WORK TO BE COMPLETED:
Restate the records below word for word, leaving nothing out.

*** EXTRACTED INFORMATION Section Begins ***

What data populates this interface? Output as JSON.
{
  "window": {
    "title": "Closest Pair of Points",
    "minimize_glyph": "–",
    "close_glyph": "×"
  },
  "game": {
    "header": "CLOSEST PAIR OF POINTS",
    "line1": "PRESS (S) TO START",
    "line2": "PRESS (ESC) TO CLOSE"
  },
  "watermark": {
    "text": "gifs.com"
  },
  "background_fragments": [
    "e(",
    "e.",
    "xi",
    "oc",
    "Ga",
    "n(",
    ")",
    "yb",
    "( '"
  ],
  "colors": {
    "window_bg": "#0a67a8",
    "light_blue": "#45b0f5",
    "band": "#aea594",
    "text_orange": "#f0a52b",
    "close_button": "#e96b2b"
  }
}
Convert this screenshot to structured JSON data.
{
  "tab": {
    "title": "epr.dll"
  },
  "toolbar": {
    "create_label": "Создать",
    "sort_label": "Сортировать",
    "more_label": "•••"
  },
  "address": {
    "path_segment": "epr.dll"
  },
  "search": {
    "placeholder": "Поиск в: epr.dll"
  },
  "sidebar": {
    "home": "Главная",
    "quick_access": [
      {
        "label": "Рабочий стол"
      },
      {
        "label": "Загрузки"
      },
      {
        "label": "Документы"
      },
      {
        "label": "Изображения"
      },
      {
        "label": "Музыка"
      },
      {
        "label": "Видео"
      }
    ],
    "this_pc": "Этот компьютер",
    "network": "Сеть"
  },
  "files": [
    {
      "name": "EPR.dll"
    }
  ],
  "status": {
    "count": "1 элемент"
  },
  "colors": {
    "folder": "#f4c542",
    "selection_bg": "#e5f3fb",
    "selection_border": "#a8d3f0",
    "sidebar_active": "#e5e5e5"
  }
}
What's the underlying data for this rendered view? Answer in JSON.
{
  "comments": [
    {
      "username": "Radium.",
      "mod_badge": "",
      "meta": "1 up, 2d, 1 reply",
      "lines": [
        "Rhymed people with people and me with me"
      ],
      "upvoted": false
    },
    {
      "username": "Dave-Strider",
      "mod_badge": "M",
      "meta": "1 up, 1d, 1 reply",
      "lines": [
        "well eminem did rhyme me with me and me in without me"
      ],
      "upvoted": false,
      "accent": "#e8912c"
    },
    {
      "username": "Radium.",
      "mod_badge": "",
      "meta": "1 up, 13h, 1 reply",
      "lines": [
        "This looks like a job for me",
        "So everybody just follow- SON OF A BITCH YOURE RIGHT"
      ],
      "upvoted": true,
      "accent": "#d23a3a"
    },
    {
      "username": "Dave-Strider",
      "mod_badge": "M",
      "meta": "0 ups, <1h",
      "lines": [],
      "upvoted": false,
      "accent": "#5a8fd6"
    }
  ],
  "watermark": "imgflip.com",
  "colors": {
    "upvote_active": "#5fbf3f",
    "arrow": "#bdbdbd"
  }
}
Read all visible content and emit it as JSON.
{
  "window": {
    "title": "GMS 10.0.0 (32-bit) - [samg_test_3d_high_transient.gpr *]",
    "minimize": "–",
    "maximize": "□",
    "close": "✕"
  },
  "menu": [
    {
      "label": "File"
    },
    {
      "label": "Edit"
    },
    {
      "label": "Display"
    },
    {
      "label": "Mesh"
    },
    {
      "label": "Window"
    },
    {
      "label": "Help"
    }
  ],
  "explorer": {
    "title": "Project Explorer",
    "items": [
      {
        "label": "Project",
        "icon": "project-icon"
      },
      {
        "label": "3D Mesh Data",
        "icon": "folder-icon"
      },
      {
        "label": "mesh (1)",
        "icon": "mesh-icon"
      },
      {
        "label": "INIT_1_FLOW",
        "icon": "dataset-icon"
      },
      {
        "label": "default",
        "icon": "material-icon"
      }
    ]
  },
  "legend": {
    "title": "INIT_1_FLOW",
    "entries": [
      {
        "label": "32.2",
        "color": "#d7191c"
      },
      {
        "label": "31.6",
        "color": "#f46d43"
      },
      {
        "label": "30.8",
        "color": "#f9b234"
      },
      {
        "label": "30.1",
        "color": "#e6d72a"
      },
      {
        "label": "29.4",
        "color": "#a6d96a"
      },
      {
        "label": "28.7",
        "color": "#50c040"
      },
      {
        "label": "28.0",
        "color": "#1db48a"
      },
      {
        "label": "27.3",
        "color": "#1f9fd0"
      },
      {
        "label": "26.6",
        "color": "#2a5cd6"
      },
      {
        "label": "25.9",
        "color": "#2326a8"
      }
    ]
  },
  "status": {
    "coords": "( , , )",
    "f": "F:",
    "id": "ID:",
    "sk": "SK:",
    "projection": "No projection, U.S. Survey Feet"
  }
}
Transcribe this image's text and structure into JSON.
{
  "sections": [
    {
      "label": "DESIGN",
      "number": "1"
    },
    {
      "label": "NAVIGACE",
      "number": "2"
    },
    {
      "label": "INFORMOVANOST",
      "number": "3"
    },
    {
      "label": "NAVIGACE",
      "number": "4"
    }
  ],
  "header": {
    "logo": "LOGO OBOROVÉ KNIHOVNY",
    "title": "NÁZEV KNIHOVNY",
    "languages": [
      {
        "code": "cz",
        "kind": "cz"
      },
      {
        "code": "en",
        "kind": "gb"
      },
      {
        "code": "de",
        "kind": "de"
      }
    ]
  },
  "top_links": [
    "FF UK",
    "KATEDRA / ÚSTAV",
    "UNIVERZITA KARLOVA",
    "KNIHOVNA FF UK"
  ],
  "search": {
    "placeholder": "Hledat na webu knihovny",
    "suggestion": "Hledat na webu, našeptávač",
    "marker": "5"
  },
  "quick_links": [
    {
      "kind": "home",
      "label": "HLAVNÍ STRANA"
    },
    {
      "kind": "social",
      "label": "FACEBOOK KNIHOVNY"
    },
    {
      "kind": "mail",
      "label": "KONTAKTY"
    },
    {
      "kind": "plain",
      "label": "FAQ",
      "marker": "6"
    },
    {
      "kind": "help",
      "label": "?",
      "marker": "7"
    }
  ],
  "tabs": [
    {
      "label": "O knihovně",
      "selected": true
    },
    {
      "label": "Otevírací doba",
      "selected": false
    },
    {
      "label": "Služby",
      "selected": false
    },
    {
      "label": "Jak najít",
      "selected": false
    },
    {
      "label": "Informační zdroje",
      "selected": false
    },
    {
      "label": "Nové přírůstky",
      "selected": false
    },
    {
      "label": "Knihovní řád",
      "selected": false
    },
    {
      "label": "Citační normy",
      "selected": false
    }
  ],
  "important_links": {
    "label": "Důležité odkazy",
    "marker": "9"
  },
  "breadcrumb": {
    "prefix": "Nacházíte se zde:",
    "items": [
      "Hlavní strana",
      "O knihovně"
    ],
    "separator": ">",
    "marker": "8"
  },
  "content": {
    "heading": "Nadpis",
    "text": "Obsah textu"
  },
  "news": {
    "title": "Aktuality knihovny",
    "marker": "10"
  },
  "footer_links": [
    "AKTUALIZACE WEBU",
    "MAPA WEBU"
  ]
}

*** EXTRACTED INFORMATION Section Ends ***

COMPLETED TASK:
What data populates this interface? Output as JSON.
{
  "window": {
    "title": "Closest Pair of Points",
    "minimize_glyph": "–",
    "close_glyph": "×"
  },
  "game": {
    "header": "CLOSEST PAIR OF POINTS",
    "line1": "PRESS (S) TO START",
    "line2": "PRESS (ESC) TO CLOSE"
  },
  "watermark": {
    "text": "gifs.com"
  },
  "background_fragments": [
    "e(",
    "e.",
    "xi",
    "oc",
    "Ga",
    "n(",
    ")",
    "yb",
    "( '"
  ],
  "colors": {
    "window_bg": "#0a67a8",
    "light_blue": "#45b0f5",
    "band": "#aea594",
    "text_orange": "#f0a52b",
    "close_button": "#e96b2b"
  }
}
Convert this screenshot to structured JSON data.
{
  "tab": {
    "title": "epr.dll"
  },
  "toolbar": {
    "create_label": "Создать",
    "sort_label": "Сортировать",
    "more_label": "•••"
  },
  "address": {
    "path_segment": "epr.dll"
  },
  "search": {
    "placeholder": "Поиск в: epr.dll"
  },
  "sidebar": {
    "home": "Главная",
    "quick_access": [
      {
        "label": "Рабочий стол"
      },
      {
        "label": "Загрузки"
      },
      {
        "label": "Документы"
      },
      {
        "label": "Изображения"
      },
      {
        "label": "Музыка"
      },
      {
        "label": "Видео"
      }
    ],
    "this_pc": "Этот компьютер",
    "network": "Сеть"
  },
  "files": [
    {
      "name": "EPR.dll"
    }
  ],
  "status": {
    "count": "1 элемент"
  },
  "colors": {
    "folder": "#f4c542",
    "selection_bg": "#e5f3fb",
    "selection_border": "#a8d3f0",
    "sidebar_active": "#e5e5e5"
  }
}
What's the underlying data for this rendered view? Answer in JSON.
{
  "comments": [
    {
      "username": "Radium.",
      "mod_badge": "",
      "meta": "1 up, 2d, 1 reply",
      "lines": [
        "Rhymed people with people and me with me"
      ],
      "upvoted": false
    },
    {
      "username": "Dave-Strider",
      "mod_badge": "M",
      "meta": "1 up, 1d, 1 reply",
      "lines": [
        "well eminem did rhyme me with me and me in without me"
      ],
      "upvoted": false,
      "accent": "#e8912c"
    },
    {
      "username": "Radium.",
      "mod_badge": "",
      "meta": "1 up, 13h, 1 reply",
      "lines": [
        "This looks like a job for me",
        "So everybody just follow- SON OF A BITCH YOURE RIGHT"
      ],
      "upvoted": true,
      "accent": "#d23a3a"
    },
    {
      "username": "Dave-Strider",
      "mod_badge": "M",
      "meta": "0 ups, <1h",
      "lines": [],
      "upvoted": false,
      "accent": "#5a8fd6"
    }
  ],
  "watermark": "imgflip.com",
  "colors": {
    "upvote_active": "#5fbf3f",
    "arrow": "#bdbdbd"
  }
}
Read all visible content and emit it as JSON.
{
  "window": {
    "title": "GMS 10.0.0 (32-bit) - [samg_test_3d_high_transient.gpr *]",
    "minimize": "–",
    "maximize": "□",
    "close": "✕"
  },
  "menu": [
    {
      "label": "File"
    },
    {
      "label": "Edit"
    },
    {
      "label": "Display"
    },
    {
      "label": "Mesh"
    },
    {
      "label": "Window"
    },
    {
      "label": "Help"
    }
  ],
  "explorer": {
    "title": "Project Explorer",
    "items": [
      {
        "label": "Project",
        "icon": "project-icon"
      },
      {
        "label": "3D Mesh Data",
        "icon": "folder-icon"
      },
      {
        "label": "mesh (1)",
        "icon": "mesh-icon"
      },
      {
        "label": "INIT_1_FLOW",
        "icon": "dataset-icon"
      },
      {
        "label": "default",
        "icon": "material-icon"
      }
    ]
  },
  "legend": {
    "title": "INIT_1_FLOW",
    "entries": [
      {
        "label": "32.2",
        "color": "#d7191c"
      },
      {
        "label": "31.6",
        "color": "#f46d43"
      },
      {
        "label": "30.8",
        "color": "#f9b234"
      },
      {
        "label": "30.1",
        "color": "#e6d72a"
      },
      {
        "label": "29.4",
        "color": "#a6d96a"
      },
      {
        "label": "28.7",
        "color": "#50c040"
      },
      {
        "label": "28.0",
        "color": "#1db48a"
      },
      {
        "label": "27.3",
        "color": "#1f9fd0"
      },
      {
        "label": "26.6",
        "color": "#2a5cd6"
      },
      {
        "label": "25.9",
        "color": "#2326a8"
      }
    ]
  },
  "status": {
    "coords": "( , , )",
    "f": "F:",
    "id": "ID:",
    "sk": "SK:",
    "projection": "No projection, U.S. Survey Feet"
  }
}
Transcribe this image's text and structure into JSON.
{
  "sections": [
    {
      "label": "DESIGN",
      "number": "1"
    },
    {
      "label": "NAVIGACE",
      "number": "2"
    },
    {
      "label": "INFORMOVANOST",
      "number": "3"
    },
    {
      "label": "NAVIGACE",
      "number": "4"
    }
  ],
  "header": {
    "logo": "LOGO OBOROVÉ KNIHOVNY",
    "title": "NÁZEV KNIHOVNY",
    "languages": [
      {
        "code": "cz",
        "kind": "cz"
      },
      {
        "code": "en",
        "kind": "gb"
      },
      {
        "code": "de",
        "kind": "de"
      }
    ]
  },
  "top_links": [
    "FF UK",
    "KATEDRA / ÚSTAV",
    "UNIVERZITA KARLOVA",
    "KNIHOVNA FF UK"
  ],
  "search": {
    "placeholder": "Hledat na webu knihovny",
    "suggestion": "Hledat na webu, našeptávač",
    "marker": "5"
  },
  "quick_links": [
    {
      "kind": "home",
      "label": "HLAVNÍ STRANA"
    },
    {
      "kind": "social",
      "label": "FACEBOOK KNIHOVNY"
    },
    {
      "kind": "mail",
      "label": "KONTAKTY"
    },
    {
      "kind": "plain",
      "label": "FAQ",
      "marker": "6"
    },
    {
      "kind": "help",
      "label": "?",
      "marker": "7"
    }
  ],
  "tabs": [
    {
      "label": "O knihovně",
      "selected": true
    },
    {
      "label": "Otevírací doba",
      "selected": false
    },
    {
      "label": "Služby",
      "selected": false
    },
    {
      "label": "Jak najít",
      "selected": false
    },
    {
      "label": "Informační zdroje",
      "selected": false
    },
    {
      "label": "Nové přírůstky",
      "selected": false
    },
    {
      "label": "Knihovní řád",
      "selected": false
    },
    {
      "label": "Citační normy",
      "selected": false
    }
  ],
  "important_links": {
    "label": "Důležité odkazy",
    "marker": "9"
  },
  "breadcrumb": {
    "prefix": "Nacházíte se zde:",
    "items": [
      "Hlavní strana",
      "O knihovně"
    ],
    "separator": ">",
    "marker": "8"
  },
  "content": {
    "heading": "Nadpis",
    "text": "Obsah textu"
  },
  "news": {
    "title": "Aktuality knihovny",
    "marker": "10"
  },
  "footer_links": [
    "AKTUALIZACE WEBU",
    "MAPA WEBU"
  ]
}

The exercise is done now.